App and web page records

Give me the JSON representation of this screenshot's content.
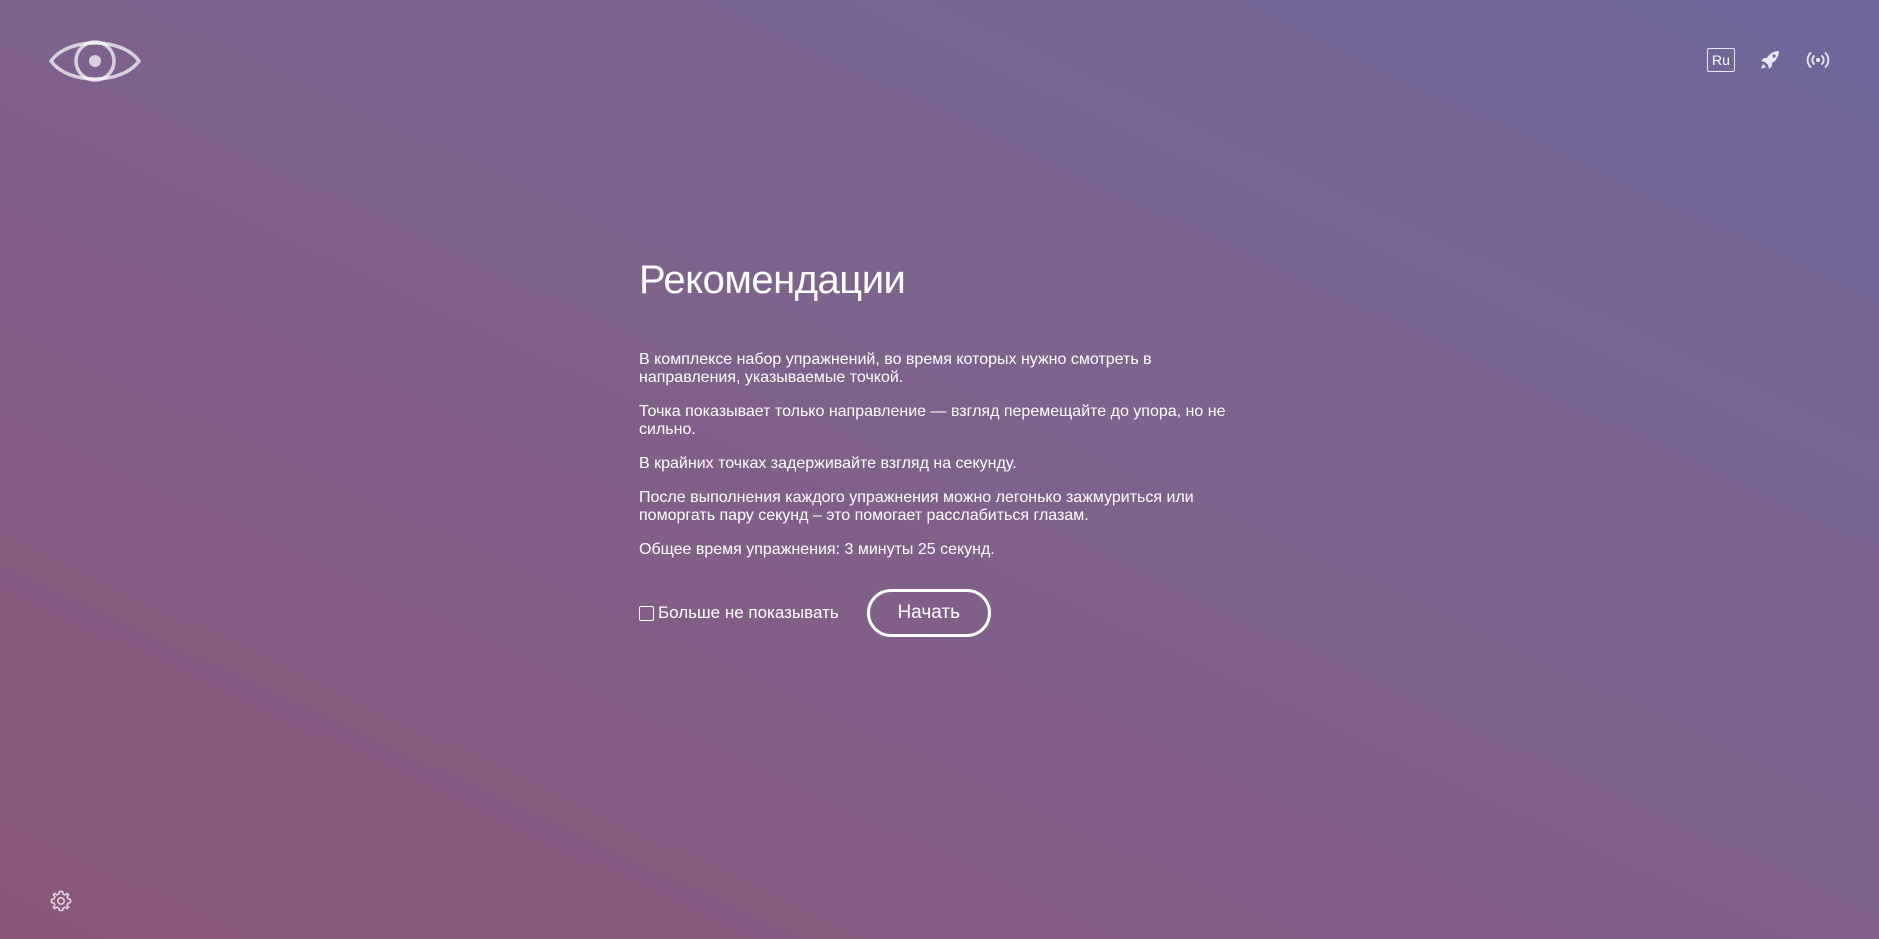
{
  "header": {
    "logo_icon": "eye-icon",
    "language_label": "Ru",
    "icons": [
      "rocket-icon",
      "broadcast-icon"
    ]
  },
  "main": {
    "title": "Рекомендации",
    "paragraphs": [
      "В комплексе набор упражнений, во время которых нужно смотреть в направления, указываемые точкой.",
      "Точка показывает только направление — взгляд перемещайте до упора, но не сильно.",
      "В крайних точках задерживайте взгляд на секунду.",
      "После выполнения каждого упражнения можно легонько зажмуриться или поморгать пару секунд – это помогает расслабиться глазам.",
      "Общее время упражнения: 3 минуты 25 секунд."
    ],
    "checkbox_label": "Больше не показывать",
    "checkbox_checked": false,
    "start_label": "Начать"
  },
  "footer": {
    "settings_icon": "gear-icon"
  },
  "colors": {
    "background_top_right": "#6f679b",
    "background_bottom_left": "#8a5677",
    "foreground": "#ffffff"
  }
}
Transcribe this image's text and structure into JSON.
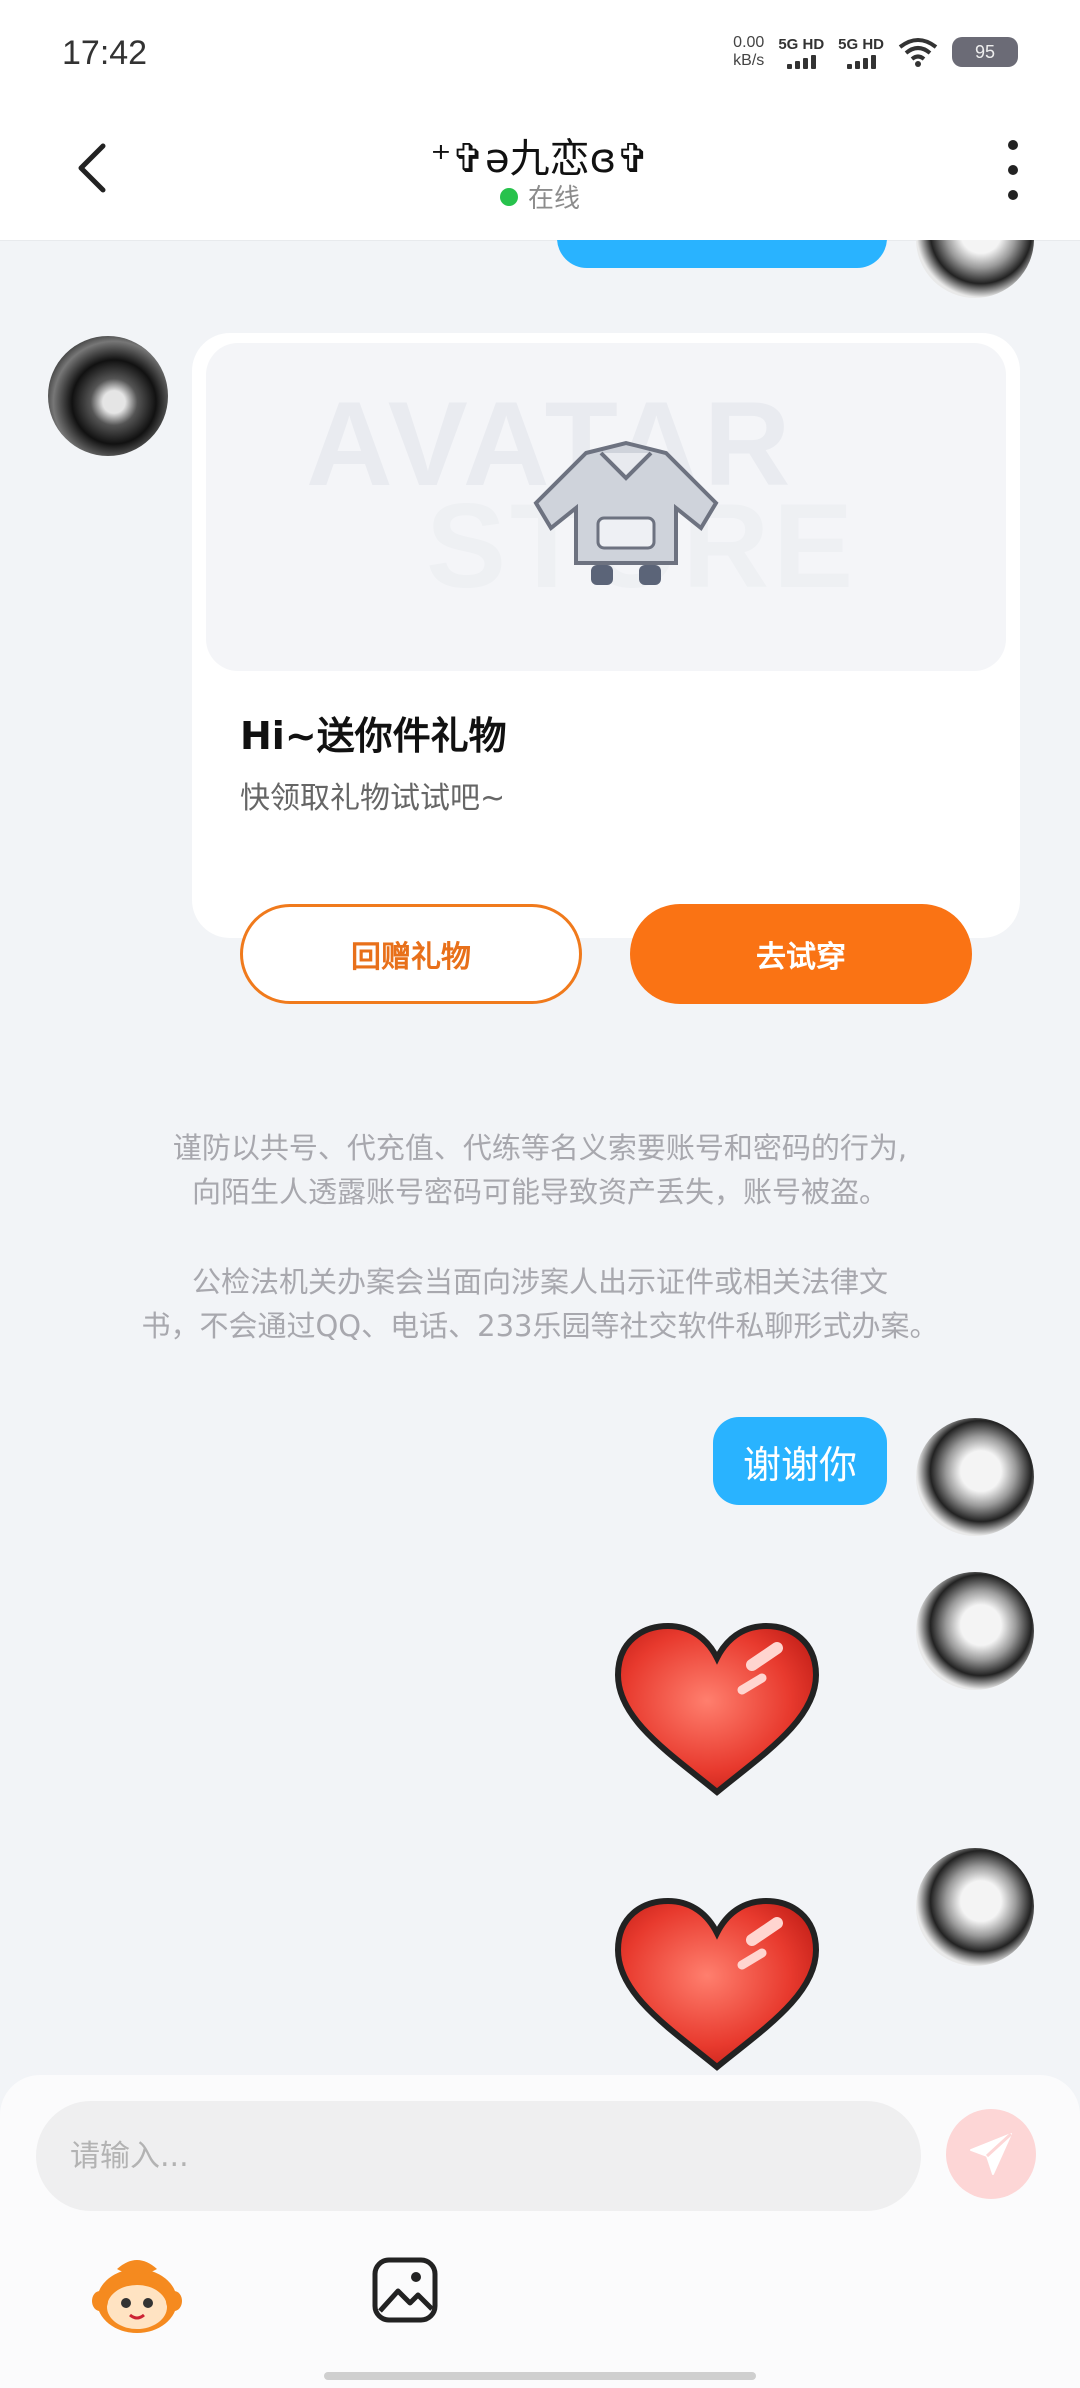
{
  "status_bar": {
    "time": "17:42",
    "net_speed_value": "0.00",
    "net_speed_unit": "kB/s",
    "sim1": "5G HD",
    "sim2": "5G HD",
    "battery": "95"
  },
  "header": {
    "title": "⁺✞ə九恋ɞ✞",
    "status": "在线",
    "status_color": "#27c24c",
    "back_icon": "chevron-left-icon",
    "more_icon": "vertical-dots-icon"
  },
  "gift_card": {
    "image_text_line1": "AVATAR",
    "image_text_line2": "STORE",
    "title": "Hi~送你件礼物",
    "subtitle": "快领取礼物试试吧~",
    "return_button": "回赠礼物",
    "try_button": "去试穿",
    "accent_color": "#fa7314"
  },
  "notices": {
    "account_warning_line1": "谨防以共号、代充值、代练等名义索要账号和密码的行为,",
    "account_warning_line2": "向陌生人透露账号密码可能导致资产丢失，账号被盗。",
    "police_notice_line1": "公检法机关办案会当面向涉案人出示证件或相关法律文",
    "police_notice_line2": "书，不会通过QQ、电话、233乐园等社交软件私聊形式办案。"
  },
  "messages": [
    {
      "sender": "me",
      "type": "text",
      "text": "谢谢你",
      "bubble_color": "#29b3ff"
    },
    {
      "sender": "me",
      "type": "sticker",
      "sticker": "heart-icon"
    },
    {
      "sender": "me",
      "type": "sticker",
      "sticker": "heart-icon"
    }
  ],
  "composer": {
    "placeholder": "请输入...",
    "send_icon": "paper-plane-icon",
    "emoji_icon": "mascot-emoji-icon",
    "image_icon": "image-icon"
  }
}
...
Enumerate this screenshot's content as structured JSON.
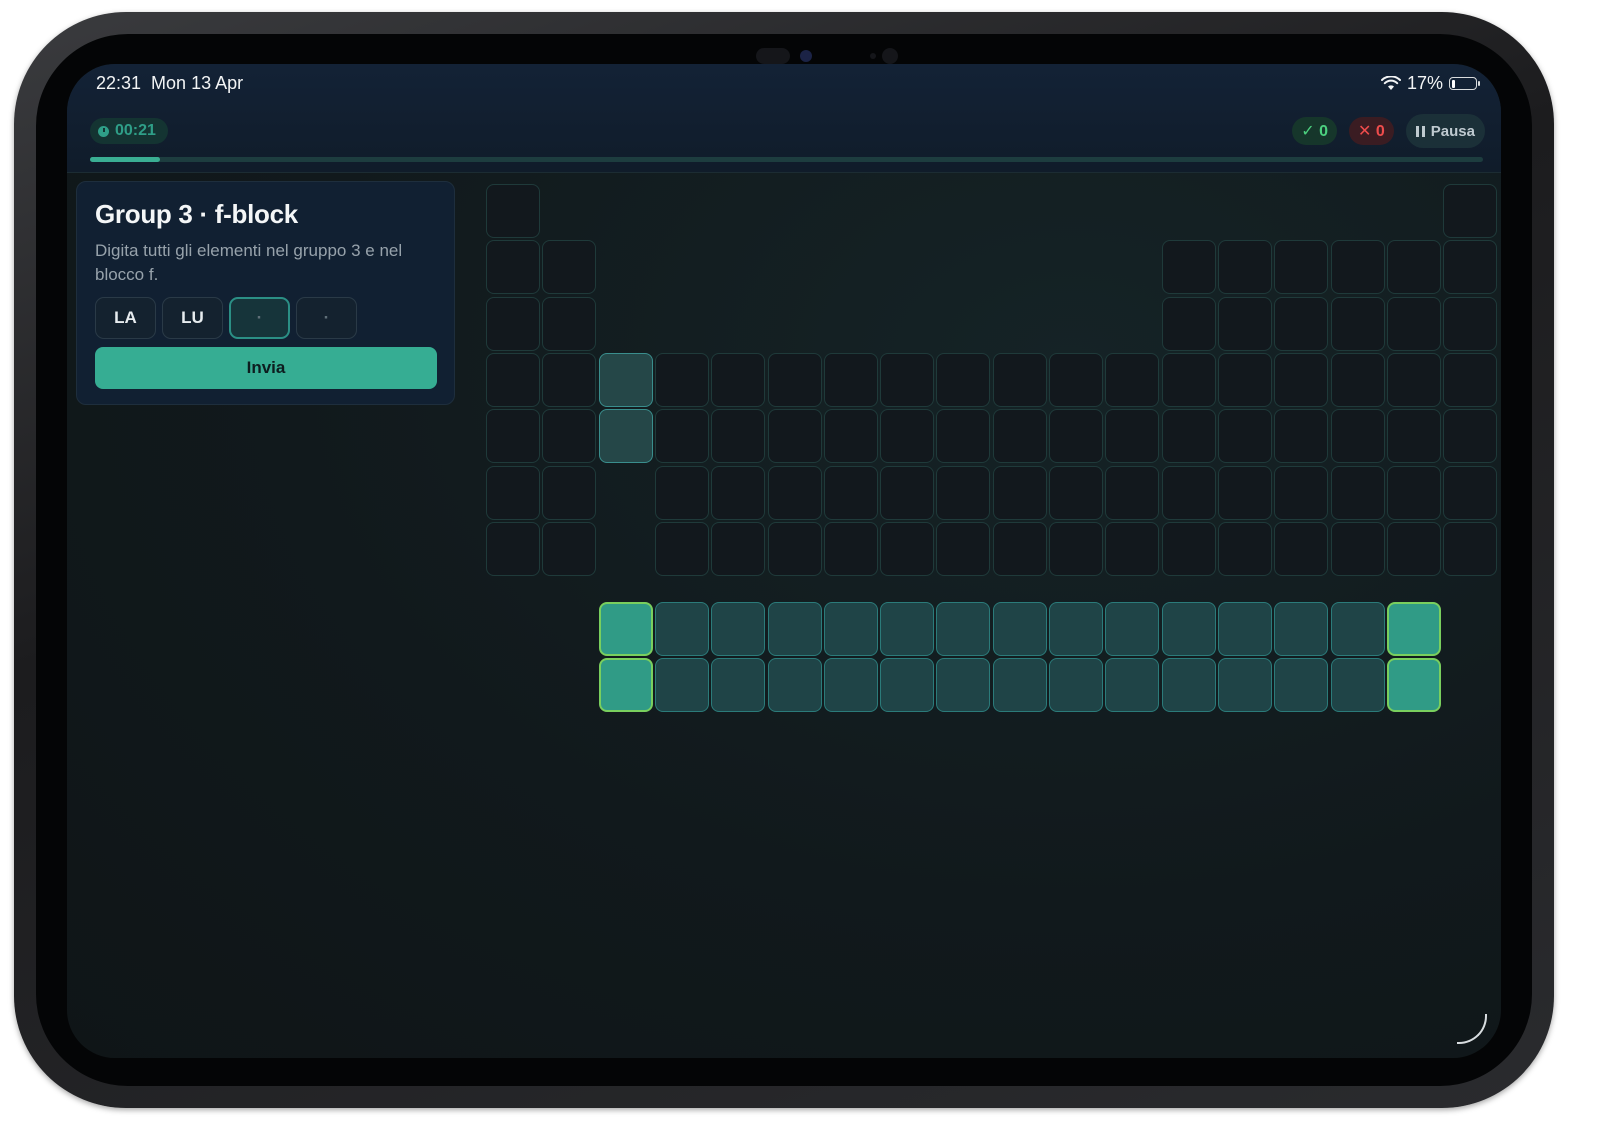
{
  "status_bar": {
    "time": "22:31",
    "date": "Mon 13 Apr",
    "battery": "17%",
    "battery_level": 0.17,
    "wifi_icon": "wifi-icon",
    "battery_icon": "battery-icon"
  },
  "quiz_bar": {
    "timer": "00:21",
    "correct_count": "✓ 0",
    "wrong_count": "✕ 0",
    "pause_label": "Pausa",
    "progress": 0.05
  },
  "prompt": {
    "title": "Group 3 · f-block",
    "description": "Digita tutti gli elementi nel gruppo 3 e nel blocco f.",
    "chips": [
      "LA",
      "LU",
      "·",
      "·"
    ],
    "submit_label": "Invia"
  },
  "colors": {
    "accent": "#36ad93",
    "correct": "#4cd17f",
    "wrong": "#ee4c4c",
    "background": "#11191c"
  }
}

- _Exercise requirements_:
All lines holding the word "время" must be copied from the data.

- _Result_:
      "В комплексе набор упражнений, во время которых нужно смотреть в направления, указываемые точкой.",
      "Общее время упражнения: 3 минуты 25 секунд."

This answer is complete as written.